ABSTRACT. This study investigated changes in the internationality of national publishers’ journals for the period 1990–2013. The patterns of foreign and interregional authorship in papers and references of 4,199 journals from 3,529 publishers were analyzed. The results revealed that foreign authorship increased from 36% to 62% during the period, but interregional authorship only grew from 77% to 82%. The growth in internationality is not the same across disciplines and regions of the world. Agricultural sciences, psychiatry/psychology, and economics and business have the least number of foreign authors, while journals in space science, mathematics, and physics have the most. According to the number of both foreign-authored papers and foreign-authored citations, clinical medicine is one of the least international fields. Latin America and Middle East publishers have a greater tendency to publish papers from authors in their countries. In contrast, national publishers in North America have become considerably more international over time. Russia, China, and Brazil publish the least number of foreign authored-papers in their journals, while Switzerland’s journals publish the most.
Understanding end-users in academic book publishing
Francis DODDS, Burleigh Dodds Science Publishing
ABSTRACT. This article reviews ways that commissioning editors in academic book publishing can better understand the end-users of their products. It discusses available market resources, reports, and market research undertaken by other publishing companies and consultants, before going on to look at some of the existing internal sources that commissioning editors can draw on. It considers both qualitative and quantitative ways of testing and developing a commissioning editor’s understanding of end-users to improve market reach and customer satisfaction. The article concludes with a case study illustrating how one publisher used research on endusers to improve its products and be more successful in the market.
The ethical issues in instructions for authors of Chinese biomedical journals
Yang WU and Qiang ZOU, Shanghai Jiaotong University School of Medicine

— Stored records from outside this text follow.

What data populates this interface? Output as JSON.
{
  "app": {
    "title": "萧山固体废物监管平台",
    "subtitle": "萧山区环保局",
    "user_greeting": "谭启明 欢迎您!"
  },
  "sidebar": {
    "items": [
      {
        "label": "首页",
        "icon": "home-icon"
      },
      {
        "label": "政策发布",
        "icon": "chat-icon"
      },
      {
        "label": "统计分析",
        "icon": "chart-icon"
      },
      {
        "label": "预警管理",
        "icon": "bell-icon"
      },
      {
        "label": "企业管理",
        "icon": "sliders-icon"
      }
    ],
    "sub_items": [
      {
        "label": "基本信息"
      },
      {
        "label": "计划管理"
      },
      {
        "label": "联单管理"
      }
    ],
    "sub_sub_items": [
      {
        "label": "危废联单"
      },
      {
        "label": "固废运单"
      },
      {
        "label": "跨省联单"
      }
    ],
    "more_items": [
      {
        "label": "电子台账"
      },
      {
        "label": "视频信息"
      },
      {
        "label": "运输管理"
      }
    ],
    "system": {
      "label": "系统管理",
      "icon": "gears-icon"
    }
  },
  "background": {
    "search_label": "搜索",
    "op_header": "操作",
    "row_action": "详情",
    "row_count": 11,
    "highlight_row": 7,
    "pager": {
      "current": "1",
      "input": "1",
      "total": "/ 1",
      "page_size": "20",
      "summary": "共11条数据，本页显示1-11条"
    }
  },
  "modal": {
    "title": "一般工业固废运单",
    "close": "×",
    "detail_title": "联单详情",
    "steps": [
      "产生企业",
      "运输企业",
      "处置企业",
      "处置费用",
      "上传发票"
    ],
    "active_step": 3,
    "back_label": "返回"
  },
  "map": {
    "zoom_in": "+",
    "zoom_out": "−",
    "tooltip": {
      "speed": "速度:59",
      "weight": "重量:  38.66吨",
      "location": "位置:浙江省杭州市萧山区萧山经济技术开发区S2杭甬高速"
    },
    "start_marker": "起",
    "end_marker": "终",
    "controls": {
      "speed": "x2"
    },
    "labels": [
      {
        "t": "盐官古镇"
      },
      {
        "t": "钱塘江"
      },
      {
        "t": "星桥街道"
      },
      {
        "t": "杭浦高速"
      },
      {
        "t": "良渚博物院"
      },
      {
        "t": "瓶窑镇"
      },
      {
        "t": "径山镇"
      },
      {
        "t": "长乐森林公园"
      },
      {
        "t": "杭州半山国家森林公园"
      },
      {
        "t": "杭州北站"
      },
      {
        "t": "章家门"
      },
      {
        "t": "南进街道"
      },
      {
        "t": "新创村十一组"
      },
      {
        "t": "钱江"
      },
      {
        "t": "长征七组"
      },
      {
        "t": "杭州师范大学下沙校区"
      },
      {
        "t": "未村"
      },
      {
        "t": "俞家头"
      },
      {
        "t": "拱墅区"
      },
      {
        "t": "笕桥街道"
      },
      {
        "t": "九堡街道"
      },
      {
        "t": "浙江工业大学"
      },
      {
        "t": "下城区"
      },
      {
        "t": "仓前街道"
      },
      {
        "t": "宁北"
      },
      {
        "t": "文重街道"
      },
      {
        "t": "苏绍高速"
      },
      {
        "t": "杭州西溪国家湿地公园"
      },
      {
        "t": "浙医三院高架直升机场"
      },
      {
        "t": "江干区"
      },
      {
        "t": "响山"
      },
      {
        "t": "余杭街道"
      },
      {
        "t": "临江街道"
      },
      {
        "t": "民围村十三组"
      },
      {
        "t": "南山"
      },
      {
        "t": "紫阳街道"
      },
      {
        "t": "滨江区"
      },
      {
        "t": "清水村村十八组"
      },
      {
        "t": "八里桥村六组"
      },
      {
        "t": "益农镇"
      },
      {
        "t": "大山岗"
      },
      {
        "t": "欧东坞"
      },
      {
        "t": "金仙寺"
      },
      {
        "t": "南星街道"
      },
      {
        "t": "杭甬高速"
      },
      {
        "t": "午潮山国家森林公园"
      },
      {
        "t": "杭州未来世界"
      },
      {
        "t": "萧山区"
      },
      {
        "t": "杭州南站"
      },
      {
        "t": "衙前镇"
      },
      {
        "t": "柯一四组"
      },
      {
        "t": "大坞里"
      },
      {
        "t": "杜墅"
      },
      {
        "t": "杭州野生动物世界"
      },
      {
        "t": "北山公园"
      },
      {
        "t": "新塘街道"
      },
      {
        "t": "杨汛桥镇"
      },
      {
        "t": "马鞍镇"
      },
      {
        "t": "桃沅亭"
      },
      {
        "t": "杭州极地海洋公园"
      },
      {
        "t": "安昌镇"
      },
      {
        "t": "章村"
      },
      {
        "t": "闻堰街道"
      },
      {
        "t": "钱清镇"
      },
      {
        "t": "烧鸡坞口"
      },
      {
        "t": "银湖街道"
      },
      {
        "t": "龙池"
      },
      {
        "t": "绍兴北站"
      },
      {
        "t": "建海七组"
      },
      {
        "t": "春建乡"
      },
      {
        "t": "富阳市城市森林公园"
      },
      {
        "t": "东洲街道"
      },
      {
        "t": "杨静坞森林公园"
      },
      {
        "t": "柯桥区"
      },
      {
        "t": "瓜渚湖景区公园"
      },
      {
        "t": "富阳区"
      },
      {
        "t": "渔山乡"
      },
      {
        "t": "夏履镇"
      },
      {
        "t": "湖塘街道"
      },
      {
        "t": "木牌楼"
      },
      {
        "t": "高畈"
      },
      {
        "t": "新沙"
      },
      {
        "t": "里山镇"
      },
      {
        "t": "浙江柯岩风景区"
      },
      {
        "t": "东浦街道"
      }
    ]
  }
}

ABSTRACT. 229 Chinese-language biomedical journals from A Guide to The Core Journals of China were investigated for their guidance on 14 ethical issues. The issues of authorship, duplicate submission, privacy and confidentiality, and integrity of the data were mentioned in more than 50% of the journals. Except for the issues of authorship and protection of animals in research, significant differences were found between Chinese Medical Association Publishing House (CMAPH) journals (n = 67) and non-CMAPH journals (n = 162) (P < 0.05). 66 of the 229 journals did not update their instructions for authors regularly. 196 journal instructions listed authorship criteria, while the other 33 did not. Clinical trial registration policy was required by 26 (11.3%) journals, among which the CONSORT statement for randomized trials was required by 23, and only one journal guided the authors to work in line with the EQUATOR Network. The study concludes that the situation of publishing ethics in the instructions for authors of Chinese biomedical journals is not favorable, and that Chinese biomedical editors should learn more about publishing ethics in order to reduce opportunities for publication problems.
Figuring on fair use
Kevin L. SMITH, Duke University Libraries, Durham, NC, USA
How does US copyright law, and especially the doctrine of fair use, impact reusing figures drawn from a previous publication? Does it help if we redraw those figures in an attempt to evade copyright restrictions?
Fair dealing: a concept in UK copyright law
Lynette OWEN, Copyright & Rights Consultant
Fair dealing is a concept which provides certain exceptions to UK copyright law; it permits the use of copyright material in certain circumstances without permission from, or payment to, the copyright owner.